Mike Trevor with wife outside St James’ Church, Delhi
In that context, the words uttered by Marshal Ferdinand Foch of France at the unveiling of the Neuve Chapelle Indian Memorial in 1927 are unforgettable:
“Return to your homes in the distant, sun-bathed East and proclaim how your countrymen drenched with their blood the cold northern land of France and Flanders, how they delivered it by their ardent spirit from the firm grip of a determined enemy; tell all India that we shall watch over their graves with the devotion due to all our dead. We shall cherish above all the memory of their example. They showed us the way; they made the first steps towards the final victory.”
We in India simply forgot to spread the word.
Ireland was an English colony. And what is the role of a colony? First and foremost the role of a colony (after “control” was obtained) is to be exploited for natural resources – very little of the wealth produced in Ireland was reinvested in Ireland – most of it financed the lifestyle of the absentee landords. The prevailing attitude was that an Irish Catholic was less than human and to kill them was a heroic act, profiting from Irish White slavery was seen almost as a humanitarian act.

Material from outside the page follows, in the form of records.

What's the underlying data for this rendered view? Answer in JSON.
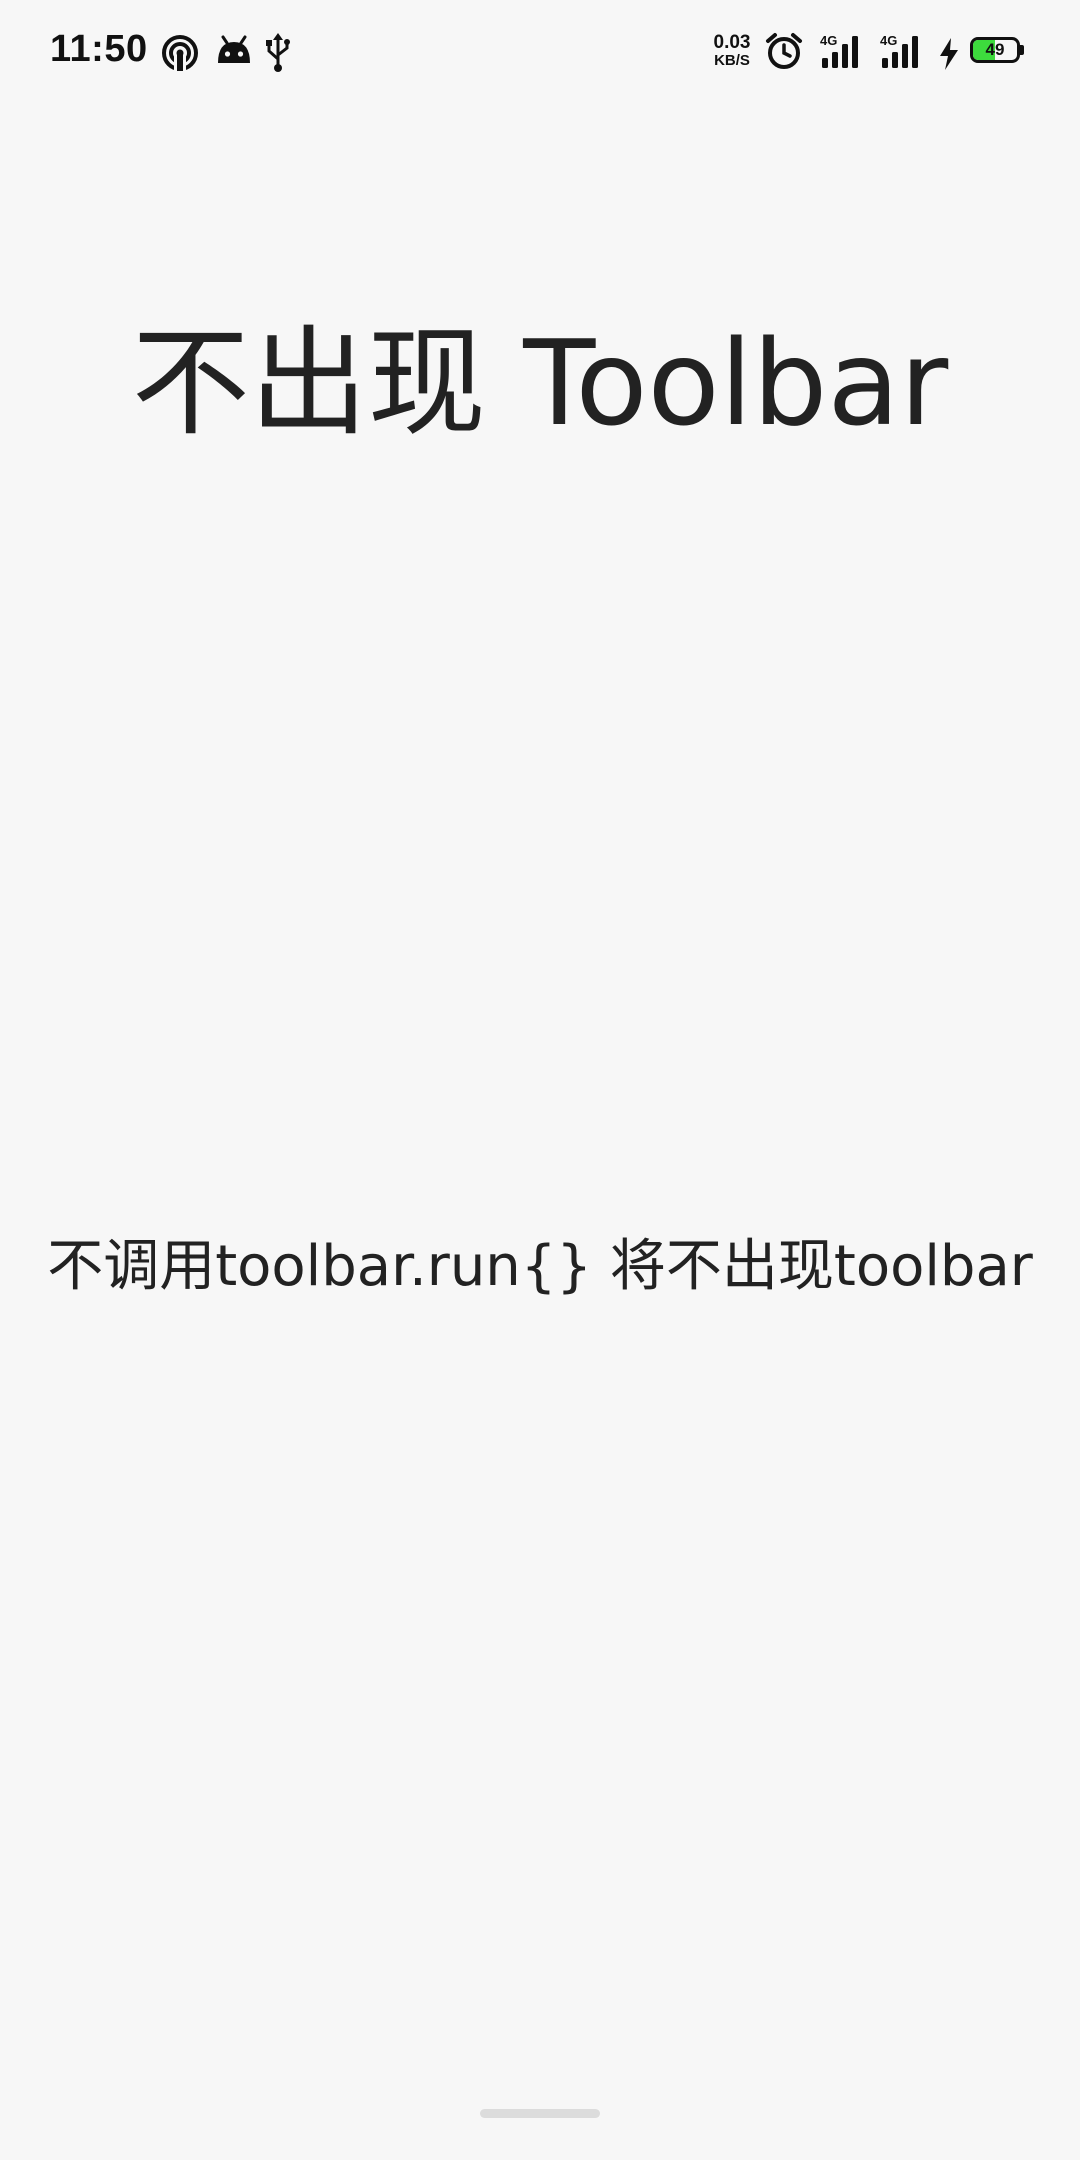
{
  "status_bar": {
    "time": "11:50",
    "icons": [
      "hotspot-icon",
      "android-icon",
      "usb-icon"
    ],
    "net_speed_value": "0.03",
    "net_speed_unit": "KB/S",
    "alarm_icon": "alarm-clock-icon",
    "signal_1_label": "4G",
    "signal_2_label": "4G",
    "charging_icon": "charging-bolt-icon",
    "battery_level": "49",
    "battery_fraction": 0.49,
    "battery_color": "#3ddc3d"
  },
  "main": {
    "title": "不出现 Toolbar",
    "description": "不调用toolbar.run{} 将不出现toolbar"
  },
  "colors": {
    "background": "#f7f7f7",
    "text": "#222222"
  }
}
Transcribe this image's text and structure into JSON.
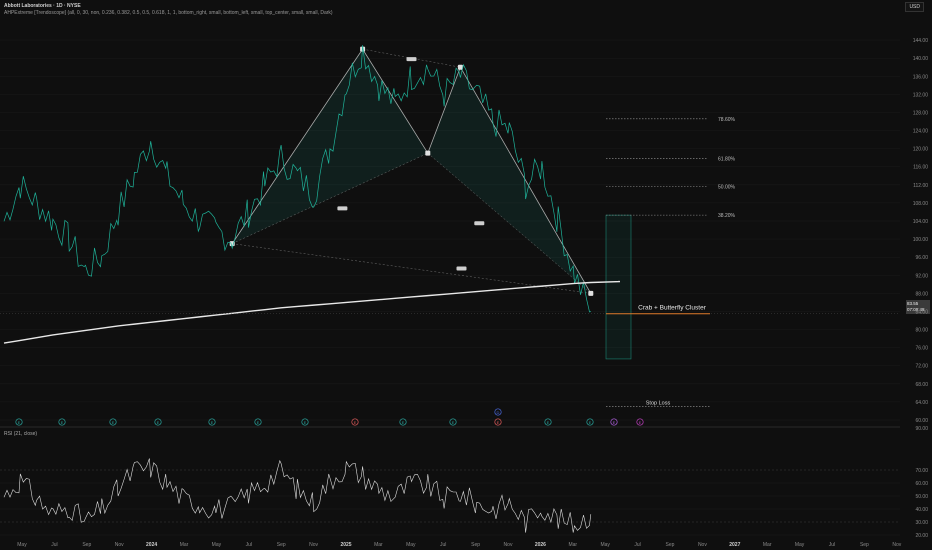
{
  "header": {
    "title": "Abbott Laboratories · 1D · NYSE",
    "indicator": "AHPExtreme [Trendoscope] (all, 0, 30, non, 0.236, 0.382, 0.5, 0.5, 0.618, 1, 1, bottom_right, small, bottom_left, small, top_center, small, small, Dark)",
    "currency": "USD"
  },
  "price_axis": {
    "ticks": [
      "144.00",
      "140.00",
      "136.00",
      "132.00",
      "128.00",
      "124.00",
      "120.00",
      "116.00",
      "112.00",
      "108.00",
      "104.00",
      "100.00",
      "96.00",
      "92.00",
      "88.00",
      "84.00",
      "80.00",
      "76.00",
      "72.00",
      "68.00",
      "64.00",
      "60.00"
    ],
    "current_price": "83.55",
    "current_countdown": "07:09:48"
  },
  "fib_levels": [
    {
      "label": "78.60%",
      "value": 126.6
    },
    {
      "label": "61.80%",
      "value": 117.8
    },
    {
      "label": "50.00%",
      "value": 111.6
    },
    {
      "label": "38.20%",
      "value": 105.3
    }
  ],
  "annotations": {
    "cluster_label": "Crab + Butterfly Cluster",
    "stop_loss_label": "Stop Loss",
    "stop_loss_value": 63.0
  },
  "rsi": {
    "title": "RSI (21, close)",
    "ticks": [
      "70.00",
      "60.00",
      "50.00",
      "40.00",
      "30.00",
      "20.00"
    ],
    "ticks_top": [
      "90.00"
    ]
  },
  "time_axis": {
    "labels": [
      "May",
      "Jul",
      "Sep",
      "Nov",
      "2024",
      "Mar",
      "May",
      "Jul",
      "Sep",
      "Nov",
      "2025",
      "Mar",
      "May",
      "Jul",
      "Sep",
      "Nov",
      "2026",
      "Mar",
      "May",
      "Jul",
      "Sep",
      "Nov",
      "2027",
      "Mar",
      "May",
      "Jul",
      "Sep",
      "Nov"
    ]
  },
  "event_markers": [
    "E",
    "E",
    "E",
    "E",
    "E",
    "E",
    "E",
    "E",
    "E",
    "E",
    "E",
    "E",
    "E",
    "E",
    "E",
    "E",
    "E",
    "D"
  ],
  "chart_data": {
    "type": "line",
    "title": "Abbott Laboratories · 1D · NYSE",
    "xlabel": "",
    "ylabel": "",
    "ylim": [
      60,
      148
    ],
    "x": [
      "2023-05",
      "2023-06",
      "2023-07",
      "2023-08",
      "2023-09",
      "2023-10",
      "2023-11",
      "2023-12",
      "2024-01",
      "2024-02",
      "2024-03",
      "2024-04",
      "2024-05",
      "2024-06",
      "2024-07",
      "2024-08",
      "2024-09",
      "2024-10",
      "2024-11",
      "2024-12",
      "2025-01",
      "2025-02",
      "2025-03",
      "2025-04",
      "2025-05",
      "2025-06",
      "2025-07",
      "2025-08",
      "2025-09",
      "2025-10",
      "2025-11",
      "2025-12",
      "2026-01",
      "2026-02",
      "2026-03",
      "2026-04",
      "2026-05"
    ],
    "series": [
      {
        "values": [
          104,
          112,
          108,
          104,
          100,
          93,
          96,
          106,
          114,
          122,
          114,
          108,
          104,
          102,
          100,
          106,
          112,
          118,
          114,
          110,
          120,
          134,
          142,
          134,
          130,
          136,
          138,
          132,
          136,
          132,
          126,
          124,
          112,
          116,
          104,
          92,
          84
        ]
      },
      {
        "values": [
          77,
          77.6,
          78.2,
          78.8,
          79.3,
          79.8,
          80.3,
          80.8,
          81.2,
          81.6,
          82.0,
          82.4,
          82.8,
          83.2,
          83.6,
          84.0,
          84.4,
          84.8,
          85.1,
          85.4,
          85.7,
          86.0,
          86.3,
          86.6,
          86.9,
          87.2,
          87.5,
          87.8,
          88.1,
          88.4,
          88.7,
          89.0,
          89.3,
          89.6,
          89.9,
          90.2,
          90.4
        ]
      }
    ],
    "harmonic_points": [
      {
        "label": "X",
        "x": "2024-07",
        "y": 99
      },
      {
        "label": "A",
        "x": "2025-03",
        "y": 142
      },
      {
        "label": "B",
        "x": "2025-07",
        "y": 119
      },
      {
        "label": "C",
        "x": "2025-09",
        "y": 138
      },
      {
        "label": "D",
        "x": "2026-05",
        "y": 88
      }
    ],
    "rsi_series": {
      "values": [
        50,
        62,
        48,
        36,
        42,
        30,
        40,
        55,
        70,
        72,
        60,
        48,
        44,
        40,
        42,
        52,
        60,
        70,
        55,
        45,
        62,
        72,
        66,
        55,
        50,
        60,
        58,
        48,
        52,
        44,
        40,
        45,
        30,
        42,
        32,
        28,
        36
      ]
    },
    "rsi_ylim": [
      20,
      90
    ]
  },
  "colors": {
    "background": "#0f0f0f",
    "price_line": "#1fb39a",
    "ma_line": "#e8e8e8",
    "pattern": "#cfcfcf",
    "cluster_box": "#1fb39a",
    "cluster_line": "#e07b2a",
    "grid": "#1c1c1c"
  }
}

Cromwell sold about 38,000 soldiers into the armies of nations not at war with England, such as, Spain, Portugal, Poland, and the British East Indian Company. Not much to celebrate or remember since the army-human beings were used, abused, injured, or killed, ordered to kill people they didn’t even know, and all in order for the “Company” to plunder and pillage other countries for their wealth. Close to ninety-six percent of the British East India Company’s army of 300,000 men were native to India and these sepoys played a crucial role in securing the subcontinent for the company. The “Company” made millions. How did the soldiers fair? There are actually many dots that could be drawn between India and Ireland, in fact, all countries which were colonized by the British Empire (and other Empires in Europe). These rich parasites have their money today by killing the rightful owners of their resources. The colonized holocausts throughout the centuries are not unique from each other – there’s a pattern which hasn’t changed much with time…
Will Durant, The Case for India (1930), Chapter 1: “We can now understand why there are famines in India. Their cause, in plain terms, is not the absence of sufficient food, but the inability of the people to pay for it. Famines have increased in frequency and severity under British rule. From 1770 to 1900, 25,000,000 Hindus died of starvation; 15,000,000 of these died in the last quarter of the century, in the famines of 1877, 1889, 1897, and 1900.185 Contemporary students186 estimate that 8,000,000 will die of starvation in India during the present year. It was hoped that the railways would solve the problem by enabling the rapid transport of food from unaffected to affected regions; the fact that the worst famines have come since the building of the railways proves that the cause has not been the lack of transportation, nor the failure of the monsoon rains (though this, of course, is the occasion), nor even overpopulation (which is a contributory factor) ; behind all these, as the fundamental source of the terrible famines in India, lies such merciless exploitation, such unbalanced exportation of goods, and such brutal collection of high taxes in the very midst of famine,137 that the starving peasants cannot pay what is asked for the food that the railways bring them.”
Zbigniew Brzezinski It is infinitely easier to kill a million people than to control them: